In the chain of authentication, it is imperative to exercise the Zero Trust concept. It is important to define control in terms of who can administer and control MFA. Admin accounts must be separated based on tiers. For example, helpdesk admin roles will have Tier 2 functionality such as the ability to deploy new users, reset passwords and grant basic access to companywide platforms for example, the company SharePoint. Access must not exceed Tier 2 functionality. Admins that require further access such as controlling conditional access policies or configuring MFA must have a different account or role. Containerising access will allow teams more time to defend against an attack. There may be an infinite number of roles but having an account for each role is not practical. Administrative access may be grouped into roles based on tiers. The most basic form is admins having different Tier 2, Tier 1 and Tier 0 accounts that is further limited to roles assigned to these accounts. Secure password managers make it effortless for admins to have multiple accounts.
Just In-Time (JIT) admin

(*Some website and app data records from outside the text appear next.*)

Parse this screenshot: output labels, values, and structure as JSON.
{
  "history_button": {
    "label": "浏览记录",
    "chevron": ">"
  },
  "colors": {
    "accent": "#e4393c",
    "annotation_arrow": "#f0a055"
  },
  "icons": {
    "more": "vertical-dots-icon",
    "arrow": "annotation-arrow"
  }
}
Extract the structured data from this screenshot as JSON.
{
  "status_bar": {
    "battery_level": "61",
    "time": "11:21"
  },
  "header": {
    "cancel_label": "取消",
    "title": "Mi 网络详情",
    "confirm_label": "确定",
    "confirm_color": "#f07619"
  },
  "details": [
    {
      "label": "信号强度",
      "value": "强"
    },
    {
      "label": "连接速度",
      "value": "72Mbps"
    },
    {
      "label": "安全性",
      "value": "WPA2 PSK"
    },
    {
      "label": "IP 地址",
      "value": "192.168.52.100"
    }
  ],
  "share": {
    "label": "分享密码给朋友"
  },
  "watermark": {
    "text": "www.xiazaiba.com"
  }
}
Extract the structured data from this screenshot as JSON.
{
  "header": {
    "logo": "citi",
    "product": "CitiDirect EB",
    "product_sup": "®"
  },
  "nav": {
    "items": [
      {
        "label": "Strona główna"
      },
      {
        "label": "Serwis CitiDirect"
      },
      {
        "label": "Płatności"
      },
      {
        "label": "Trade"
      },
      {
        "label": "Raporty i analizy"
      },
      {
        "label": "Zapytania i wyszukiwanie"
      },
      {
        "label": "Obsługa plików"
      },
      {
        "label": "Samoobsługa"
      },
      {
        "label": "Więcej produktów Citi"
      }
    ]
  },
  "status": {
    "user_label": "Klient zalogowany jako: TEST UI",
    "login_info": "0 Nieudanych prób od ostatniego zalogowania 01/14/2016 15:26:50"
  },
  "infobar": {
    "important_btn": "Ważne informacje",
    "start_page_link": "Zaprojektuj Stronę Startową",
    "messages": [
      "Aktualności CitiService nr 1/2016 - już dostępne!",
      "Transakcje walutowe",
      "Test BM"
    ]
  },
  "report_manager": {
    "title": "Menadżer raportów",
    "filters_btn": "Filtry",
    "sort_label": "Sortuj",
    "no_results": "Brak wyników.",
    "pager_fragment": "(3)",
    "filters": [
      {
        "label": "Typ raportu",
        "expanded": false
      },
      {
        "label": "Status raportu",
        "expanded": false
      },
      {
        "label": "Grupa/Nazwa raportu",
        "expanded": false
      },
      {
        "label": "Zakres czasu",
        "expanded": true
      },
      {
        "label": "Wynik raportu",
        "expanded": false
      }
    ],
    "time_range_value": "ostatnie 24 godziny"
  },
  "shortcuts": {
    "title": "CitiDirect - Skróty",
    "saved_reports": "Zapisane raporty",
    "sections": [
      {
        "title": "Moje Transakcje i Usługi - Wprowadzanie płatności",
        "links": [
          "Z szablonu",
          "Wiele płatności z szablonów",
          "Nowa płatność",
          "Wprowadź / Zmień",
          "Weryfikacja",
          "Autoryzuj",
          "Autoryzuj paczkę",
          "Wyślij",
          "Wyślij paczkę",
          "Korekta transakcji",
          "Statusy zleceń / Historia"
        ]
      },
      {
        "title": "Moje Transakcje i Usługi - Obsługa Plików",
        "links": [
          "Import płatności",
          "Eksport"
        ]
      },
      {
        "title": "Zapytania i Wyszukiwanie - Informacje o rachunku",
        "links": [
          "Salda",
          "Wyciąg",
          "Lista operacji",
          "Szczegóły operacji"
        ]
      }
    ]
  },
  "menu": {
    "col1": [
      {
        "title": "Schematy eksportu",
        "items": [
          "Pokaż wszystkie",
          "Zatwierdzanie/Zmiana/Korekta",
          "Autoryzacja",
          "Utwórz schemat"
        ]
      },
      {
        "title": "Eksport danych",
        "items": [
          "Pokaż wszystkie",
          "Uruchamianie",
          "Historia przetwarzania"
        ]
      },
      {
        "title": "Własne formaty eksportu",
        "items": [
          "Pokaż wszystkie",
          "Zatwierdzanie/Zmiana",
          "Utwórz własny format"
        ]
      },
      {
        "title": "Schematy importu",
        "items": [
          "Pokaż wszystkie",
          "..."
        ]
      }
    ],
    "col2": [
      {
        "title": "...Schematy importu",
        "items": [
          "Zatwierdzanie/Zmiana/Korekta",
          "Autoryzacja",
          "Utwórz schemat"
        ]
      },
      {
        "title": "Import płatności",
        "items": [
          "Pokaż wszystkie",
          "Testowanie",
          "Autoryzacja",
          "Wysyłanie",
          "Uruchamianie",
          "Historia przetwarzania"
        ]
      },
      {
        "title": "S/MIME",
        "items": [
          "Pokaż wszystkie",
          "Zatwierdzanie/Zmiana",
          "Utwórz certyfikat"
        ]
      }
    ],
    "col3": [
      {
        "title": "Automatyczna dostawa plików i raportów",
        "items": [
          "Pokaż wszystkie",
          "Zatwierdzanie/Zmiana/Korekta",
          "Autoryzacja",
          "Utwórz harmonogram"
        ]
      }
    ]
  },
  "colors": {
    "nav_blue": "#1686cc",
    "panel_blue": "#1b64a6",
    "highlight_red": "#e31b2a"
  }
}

When administrative access is not required, it should be turned off. Having always on administrative access means that an attacker could escalate privileges or take advantage at any given time. In simple terms, if there’s no active administrator access, then an attacker cannot use it to compromise an organization. Access should be requested and granted when required. For example, when a Tier 2 administrator receives no password reset requests for the day, Tier 2 administrative access should be disabled. When a password request is inevitably requested, the administrator may request access via a secured platform that verifies the identity of the admin which further requires MFA to accompany the request. Practically, password reset requests are common during the workday therefore the requested access may expire after a reasonable amount of time, such as 2 to 4 hours. Furthermore, the ability to request different tiers of access should be restricted to working hours only. Emergencies and planned changes out of business hours can be pre-scheduled or escalated to a senior admin or team lead that may grant access. Remote desktop protocol (RDP), Secure shell (SSH) or any administrative connections may also be governed by time restrictions during business hours and maintenance windows. We highly recommend adding MFA to these connections so that we may always verify when an administrator makes any connection.